This suggests a few things. Most important, more than lawmakers, Democratic voters are rallying (somewhat) to the president, perhaps realizing this is now about his political viability. In addition, if a lawmaker is from a blue district or state, he or she can be assured that a majority of his Democratic constituents (a majority of the majority, if you will) support military strikes. And, finally, the rationale that we shouldn’t go to war without public backing is belied by voters’ support if Congress approves action. They will rally to support the war, if Congress backs the president.
This last point is powerful evidence of the president’s foolishness in allowing a vote in the first place. He may have freaked out over polling that may well have changed the moment he ordered strikes. And when an operation is successful, the public has a way of getting on board (as was the case with Bill Clinton’s action in Serbia).

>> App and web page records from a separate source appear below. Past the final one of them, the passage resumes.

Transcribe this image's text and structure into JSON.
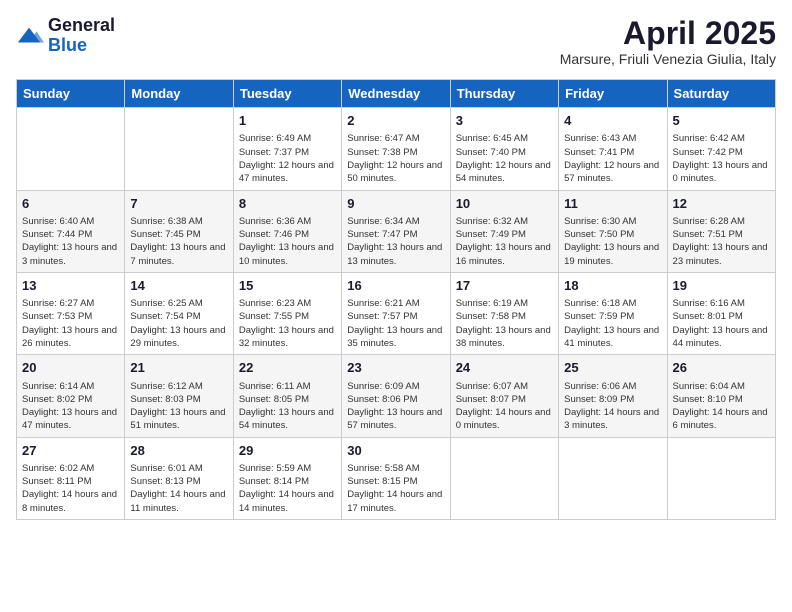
{
  "logo": {
    "line1": "General",
    "line2": "Blue",
    "icon_color": "#1565c0"
  },
  "header": {
    "title": "April 2025",
    "subtitle": "Marsure, Friuli Venezia Giulia, Italy"
  },
  "days_of_week": [
    "Sunday",
    "Monday",
    "Tuesday",
    "Wednesday",
    "Thursday",
    "Friday",
    "Saturday"
  ],
  "weeks": [
    [
      {
        "num": "",
        "info": ""
      },
      {
        "num": "",
        "info": ""
      },
      {
        "num": "1",
        "info": "Sunrise: 6:49 AM\nSunset: 7:37 PM\nDaylight: 12 hours and 47 minutes."
      },
      {
        "num": "2",
        "info": "Sunrise: 6:47 AM\nSunset: 7:38 PM\nDaylight: 12 hours and 50 minutes."
      },
      {
        "num": "3",
        "info": "Sunrise: 6:45 AM\nSunset: 7:40 PM\nDaylight: 12 hours and 54 minutes."
      },
      {
        "num": "4",
        "info": "Sunrise: 6:43 AM\nSunset: 7:41 PM\nDaylight: 12 hours and 57 minutes."
      },
      {
        "num": "5",
        "info": "Sunrise: 6:42 AM\nSunset: 7:42 PM\nDaylight: 13 hours and 0 minutes."
      }
    ],
    [
      {
        "num": "6",
        "info": "Sunrise: 6:40 AM\nSunset: 7:44 PM\nDaylight: 13 hours and 3 minutes."
      },
      {
        "num": "7",
        "info": "Sunrise: 6:38 AM\nSunset: 7:45 PM\nDaylight: 13 hours and 7 minutes."
      },
      {
        "num": "8",
        "info": "Sunrise: 6:36 AM\nSunset: 7:46 PM\nDaylight: 13 hours and 10 minutes."
      },
      {
        "num": "9",
        "info": "Sunrise: 6:34 AM\nSunset: 7:47 PM\nDaylight: 13 hours and 13 minutes."
      },
      {
        "num": "10",
        "info": "Sunrise: 6:32 AM\nSunset: 7:49 PM\nDaylight: 13 hours and 16 minutes."
      },
      {
        "num": "11",
        "info": "Sunrise: 6:30 AM\nSunset: 7:50 PM\nDaylight: 13 hours and 19 minutes."
      },
      {
        "num": "12",
        "info": "Sunrise: 6:28 AM\nSunset: 7:51 PM\nDaylight: 13 hours and 23 minutes."
      }
    ],
    [
      {
        "num": "13",
        "info": "Sunrise: 6:27 AM\nSunset: 7:53 PM\nDaylight: 13 hours and 26 minutes."
      },
      {
        "num": "14",
        "info": "Sunrise: 6:25 AM\nSunset: 7:54 PM\nDaylight: 13 hours and 29 minutes."
      },
      {
        "num": "15",
        "info": "Sunrise: 6:23 AM\nSunset: 7:55 PM\nDaylight: 13 hours and 32 minutes."
      },
      {
        "num": "16",
        "info": "Sunrise: 6:21 AM\nSunset: 7:57 PM\nDaylight: 13 hours and 35 minutes."
      },
      {
        "num": "17",
        "info": "Sunrise: 6:19 AM\nSunset: 7:58 PM\nDaylight: 13 hours and 38 minutes."
      },
      {
        "num": "18",
        "info": "Sunrise: 6:18 AM\nSunset: 7:59 PM\nDaylight: 13 hours and 41 minutes."
      },
      {
        "num": "19",
        "info": "Sunrise: 6:16 AM\nSunset: 8:01 PM\nDaylight: 13 hours and 44 minutes."
      }
    ],
    [
      {
        "num": "20",
        "info": "Sunrise: 6:14 AM\nSunset: 8:02 PM\nDaylight: 13 hours and 47 minutes."
      },
      {
        "num": "21",
        "info": "Sunrise: 6:12 AM\nSunset: 8:03 PM\nDaylight: 13 hours and 51 minutes."
      },
      {
        "num": "22",
        "info": "Sunrise: 6:11 AM\nSunset: 8:05 PM\nDaylight: 13 hours and 54 minutes."
      },
      {
        "num": "23",
        "info": "Sunrise: 6:09 AM\nSunset: 8:06 PM\nDaylight: 13 hours and 57 minutes."
      },
      {
        "num": "24",
        "info": "Sunrise: 6:07 AM\nSunset: 8:07 PM\nDaylight: 14 hours and 0 minutes."
      },
      {
        "num": "25",
        "info": "Sunrise: 6:06 AM\nSunset: 8:09 PM\nDaylight: 14 hours and 3 minutes."
      },
      {
        "num": "26",
        "info": "Sunrise: 6:04 AM\nSunset: 8:10 PM\nDaylight: 14 hours and 6 minutes."
      }
    ],
    [
      {
        "num": "27",
        "info": "Sunrise: 6:02 AM\nSunset: 8:11 PM\nDaylight: 14 hours and 8 minutes."
      },
      {
        "num": "28",
        "info": "Sunrise: 6:01 AM\nSunset: 8:13 PM\nDaylight: 14 hours and 11 minutes."
      },
      {
        "num": "29",
        "info": "Sunrise: 5:59 AM\nSunset: 8:14 PM\nDaylight: 14 hours and 14 minutes."
      },
      {
        "num": "30",
        "info": "Sunrise: 5:58 AM\nSunset: 8:15 PM\nDaylight: 14 hours and 17 minutes."
      },
      {
        "num": "",
        "info": ""
      },
      {
        "num": "",
        "info": ""
      },
      {
        "num": "",
        "info": ""
      }
    ]
  ]
}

Voters are often of two minds, particularly when it comes to foreign policy. They don’t want WMD use to go unpunished, but they oppose the punishment. They don’t want Congress to approve the action, but they’ll support the action if it does. One can’t construct a foreign policy based on the jumble of contradictory impulses.
This is why a president’s leadership is so crucial on matters of war and peace. He has to be the one to make sense out of a challenge, lay out a rationale, explain it to the people and yes, if national security beckons, disregard fleeting antipathy toward military action, most especially when the action is limited in nature and duration. President Obama’s refusal to do so until now is among his greatest missteps.
The bottom line for lawmakers, then, is: Man up and put aside the polls! They have an obligation to inform themselves and vote their conscience; if they and the president lead, the public, I strongly suspect, will follow.